• Exercise brief:
Your task is to retype, exactly and without pictures, the line holding "Transcribe this image's" and each line that follows it to the end of the entries.

• Supplied entries:

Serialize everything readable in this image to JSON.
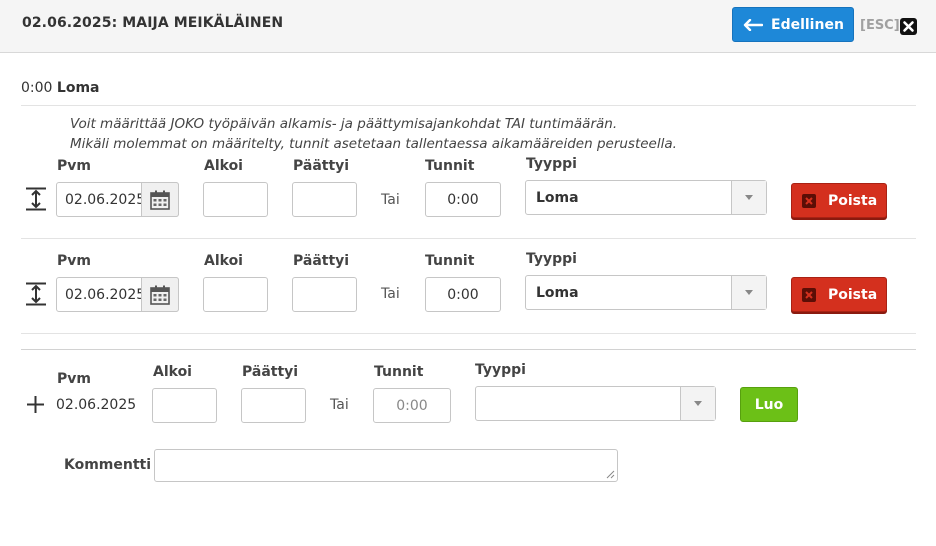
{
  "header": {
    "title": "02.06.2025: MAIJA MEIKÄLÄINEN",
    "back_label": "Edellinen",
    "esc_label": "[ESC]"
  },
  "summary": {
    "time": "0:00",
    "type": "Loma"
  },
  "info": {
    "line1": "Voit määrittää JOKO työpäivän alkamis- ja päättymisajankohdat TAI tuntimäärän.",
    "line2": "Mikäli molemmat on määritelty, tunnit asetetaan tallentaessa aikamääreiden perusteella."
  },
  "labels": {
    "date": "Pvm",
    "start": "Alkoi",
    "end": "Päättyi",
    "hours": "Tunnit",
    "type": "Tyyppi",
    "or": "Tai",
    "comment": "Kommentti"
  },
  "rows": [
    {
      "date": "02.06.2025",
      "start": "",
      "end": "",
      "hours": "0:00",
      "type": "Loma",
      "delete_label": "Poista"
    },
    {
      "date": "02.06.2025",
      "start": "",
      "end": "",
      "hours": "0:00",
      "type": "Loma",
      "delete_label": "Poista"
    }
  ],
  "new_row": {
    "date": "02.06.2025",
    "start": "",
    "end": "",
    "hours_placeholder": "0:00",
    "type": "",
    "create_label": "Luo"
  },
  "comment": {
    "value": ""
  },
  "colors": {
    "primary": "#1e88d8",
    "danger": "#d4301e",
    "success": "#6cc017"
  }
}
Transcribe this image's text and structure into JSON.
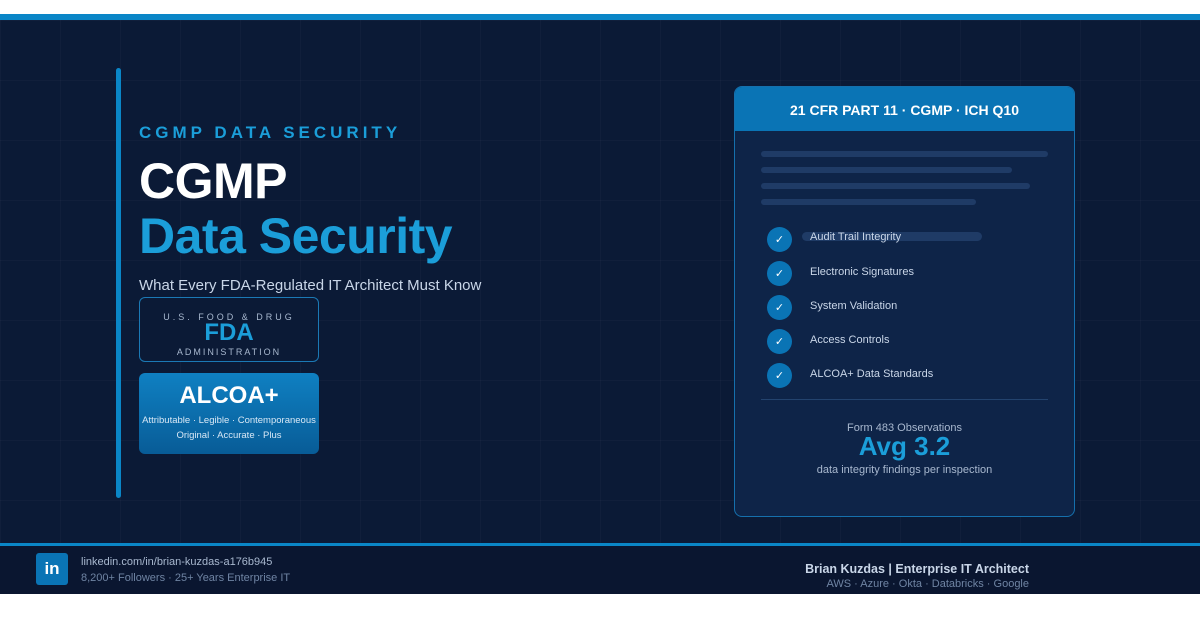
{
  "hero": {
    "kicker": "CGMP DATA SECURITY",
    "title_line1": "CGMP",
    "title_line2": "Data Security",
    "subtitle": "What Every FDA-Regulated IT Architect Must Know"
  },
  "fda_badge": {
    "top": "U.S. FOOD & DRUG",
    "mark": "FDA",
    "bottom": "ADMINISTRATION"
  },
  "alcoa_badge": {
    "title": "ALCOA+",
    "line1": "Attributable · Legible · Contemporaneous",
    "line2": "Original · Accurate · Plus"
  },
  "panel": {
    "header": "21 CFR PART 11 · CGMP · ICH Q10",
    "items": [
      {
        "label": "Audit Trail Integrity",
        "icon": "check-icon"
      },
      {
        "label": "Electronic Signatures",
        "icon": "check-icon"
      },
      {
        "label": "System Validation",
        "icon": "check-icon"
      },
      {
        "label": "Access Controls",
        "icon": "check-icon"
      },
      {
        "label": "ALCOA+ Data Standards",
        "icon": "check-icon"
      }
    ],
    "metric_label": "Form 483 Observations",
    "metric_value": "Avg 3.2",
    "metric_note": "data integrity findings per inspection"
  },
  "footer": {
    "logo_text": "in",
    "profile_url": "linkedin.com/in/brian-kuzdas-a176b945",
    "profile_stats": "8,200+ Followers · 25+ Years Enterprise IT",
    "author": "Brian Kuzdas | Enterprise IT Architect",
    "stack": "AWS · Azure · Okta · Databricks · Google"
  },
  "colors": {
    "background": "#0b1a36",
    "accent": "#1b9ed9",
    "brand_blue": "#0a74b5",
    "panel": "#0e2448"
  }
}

• Solution to the problem:
Transcribe this image's text and structure into JSON.
{
  "hero": {
    "kicker": "CGMP DATA SECURITY",
    "title_line1": "CGMP",
    "title_line2": "Data Security",
    "subtitle": "What Every FDA-Regulated IT Architect Must Know"
  },
  "fda_badge": {
    "top": "U.S. FOOD & DRUG",
    "mark": "FDA",
    "bottom": "ADMINISTRATION"
  },
  "alcoa_badge": {
    "title": "ALCOA+",
    "line1": "Attributable · Legible · Contemporaneous",
    "line2": "Original · Accurate · Plus"
  },
  "panel": {
    "header": "21 CFR PART 11 · CGMP · ICH Q10",
    "items": [
      {
        "label": "Audit Trail Integrity",
        "icon": "check-icon"
      },
      {
        "label": "Electronic Signatures",
        "icon": "check-icon"
      },
      {
        "label": "System Validation",
        "icon": "check-icon"
      },
      {
        "label": "Access Controls",
        "icon": "check-icon"
      },
      {
        "label": "ALCOA+ Data Standards",
        "icon": "check-icon"
      }
    ],
    "metric_label": "Form 483 Observations",
    "metric_value": "Avg 3.2",
    "metric_note": "data integrity findings per inspection"
  },
  "footer": {
    "logo_text": "in",
    "profile_url": "linkedin.com/in/brian-kuzdas-a176b945",
    "profile_stats": "8,200+ Followers · 25+ Years Enterprise IT",
    "author": "Brian Kuzdas | Enterprise IT Architect",
    "stack": "AWS · Azure · Okta · Databricks · Google"
  },
  "colors": {
    "background": "#0b1a36",
    "accent": "#1b9ed9",
    "brand_blue": "#0a74b5",
    "panel": "#0e2448"
  }
}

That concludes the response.